“User Interaction” leads to…
As the player and the AI make their moves, the “Animation Controller” is called to handle the movement and transformation of the game’s objects, including the timing (how fast), location (where objects move to), and sequence (one animation may need to complete before the next starts).
Manage Allowable Moves
The functionality in this group manages two important aspects of game play. First, what objects are “Playable”, meaning what objects can a player interact with given the current state of the game (“Game State”). Second, given the current state of the game, what moves is the current player “Allowed” to make. These routines are responsible for storing and updating this information in a way that controls each player’s ability to interact with the game.
This is the AI player’s “brain.” As the diagram shows, the AI determines its best or required move and then executes its move by calling the “UI Updaters” and the “Pass Thrus” in the given game screen. This allows the AI to both communicate with the human player and animate its moves (the animation is handled via “Pass Thru” calls to the “Animation Controller”).
And finally, the “Post-Move Execution” handles any follow-up actions required after the AI makes its move. In other words, the AI will evaluate its moves, determine which is best, make the move, and if the move requires another turn, the AI either makes another specific move or loops through the process of evaluation, execution, and post-execution again.
Game Flow Controller & Game State
Apps are event-driven, meaning the device’s OS is constantly testing for events such as a user’s touch or swipe, or checking for notifications, messages, GPS location and so forth. The equivalent process in this model is the “Game Flow Controller”. This routine in theory could be called right from “Main,” but in my experience that would be overkill.
When the player starts or resumes a game and the game screen is presented, this controller is called. Like a device’s OS, this routine loops through itself using its partner routine, “Game State” to determine what needs to happen based on the current state of the game. In this sense it acts like a traffic cop, directing and controlling the flow of the game, from setting up a new game, resuming a game, switching players, to controlling the user interface options available to the player.
The “Game State” is a simple but crucial routine that queries the app’s database any time it’s called and and retrieves data about the current state of the game. Most of the app’s routines need this information, especially the “Game Flow Controller” which uses this information to also control whether it continues to loop through itself or if it needs to wait for a player’s interaction before continuing.
Game, Round, and Turn Controllers
These controllers contain the routines needed at various stages in the game and respond to calls from the “Game Flow Controller.” If a new game needs to be started, paused, resumed, recovered, or ended, the “Game Controller” handles these conditions.
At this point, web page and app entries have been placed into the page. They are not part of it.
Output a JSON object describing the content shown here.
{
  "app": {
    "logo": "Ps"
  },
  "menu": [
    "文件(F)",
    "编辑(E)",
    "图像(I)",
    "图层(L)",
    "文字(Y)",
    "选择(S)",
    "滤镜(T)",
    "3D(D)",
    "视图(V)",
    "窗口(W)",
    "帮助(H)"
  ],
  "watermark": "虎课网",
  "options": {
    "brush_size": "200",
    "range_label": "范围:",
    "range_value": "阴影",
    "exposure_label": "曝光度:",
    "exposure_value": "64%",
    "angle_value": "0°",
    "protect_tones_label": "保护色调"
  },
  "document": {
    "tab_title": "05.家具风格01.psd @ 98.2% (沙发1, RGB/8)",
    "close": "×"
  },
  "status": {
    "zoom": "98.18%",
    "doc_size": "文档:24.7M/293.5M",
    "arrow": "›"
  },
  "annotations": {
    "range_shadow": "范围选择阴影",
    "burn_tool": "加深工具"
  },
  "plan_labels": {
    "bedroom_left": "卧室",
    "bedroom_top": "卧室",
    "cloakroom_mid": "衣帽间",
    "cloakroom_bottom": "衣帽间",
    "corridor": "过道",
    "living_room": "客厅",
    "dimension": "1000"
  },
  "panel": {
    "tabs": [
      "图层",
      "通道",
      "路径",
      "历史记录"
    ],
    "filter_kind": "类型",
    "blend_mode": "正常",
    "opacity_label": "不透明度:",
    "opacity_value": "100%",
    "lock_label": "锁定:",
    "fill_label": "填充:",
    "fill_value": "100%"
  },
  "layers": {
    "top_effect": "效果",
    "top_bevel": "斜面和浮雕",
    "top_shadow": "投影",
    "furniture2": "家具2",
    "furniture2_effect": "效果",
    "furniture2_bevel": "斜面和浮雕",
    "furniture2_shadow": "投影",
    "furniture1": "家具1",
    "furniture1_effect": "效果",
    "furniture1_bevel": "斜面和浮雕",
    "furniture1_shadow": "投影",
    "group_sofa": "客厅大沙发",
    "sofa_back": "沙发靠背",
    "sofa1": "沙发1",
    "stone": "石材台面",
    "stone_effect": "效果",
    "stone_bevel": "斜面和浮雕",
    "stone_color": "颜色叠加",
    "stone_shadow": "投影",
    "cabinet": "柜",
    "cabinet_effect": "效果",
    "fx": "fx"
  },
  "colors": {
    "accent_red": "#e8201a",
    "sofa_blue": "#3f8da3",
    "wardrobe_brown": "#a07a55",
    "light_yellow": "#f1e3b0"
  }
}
The “Round Controller” and “Turn Controller” operate similarly.
As the controllers update the state of the game, “Game State” is called to refresh the current state of the game for “Game Flow Controller”. As rounds or turns are updated “Manage Allowable Moves” is called to ensure players can only perform allowable actions and can only interact with playable objects.
In summary, having a “design pattern” or an “architecture” is simply a way to understand the structure of an app. This model helps keep the development of the app organized, the code structure clean, and maintenance, enhancements, and bug fixes easier to handle.
Different coding languages and different environments may dictate different architectures, but with any tool, you may choose to use what’s useful for your particular application and ignore what doesn’t work. Don’t let the model become a straight jacket. That being said, for me this model has proven to be very useful over multiple projects. Hopefully you’ll also find it a convenient and effective tool that helps you maintain focus and not lose track of the forest for the trees as you develop your game apps.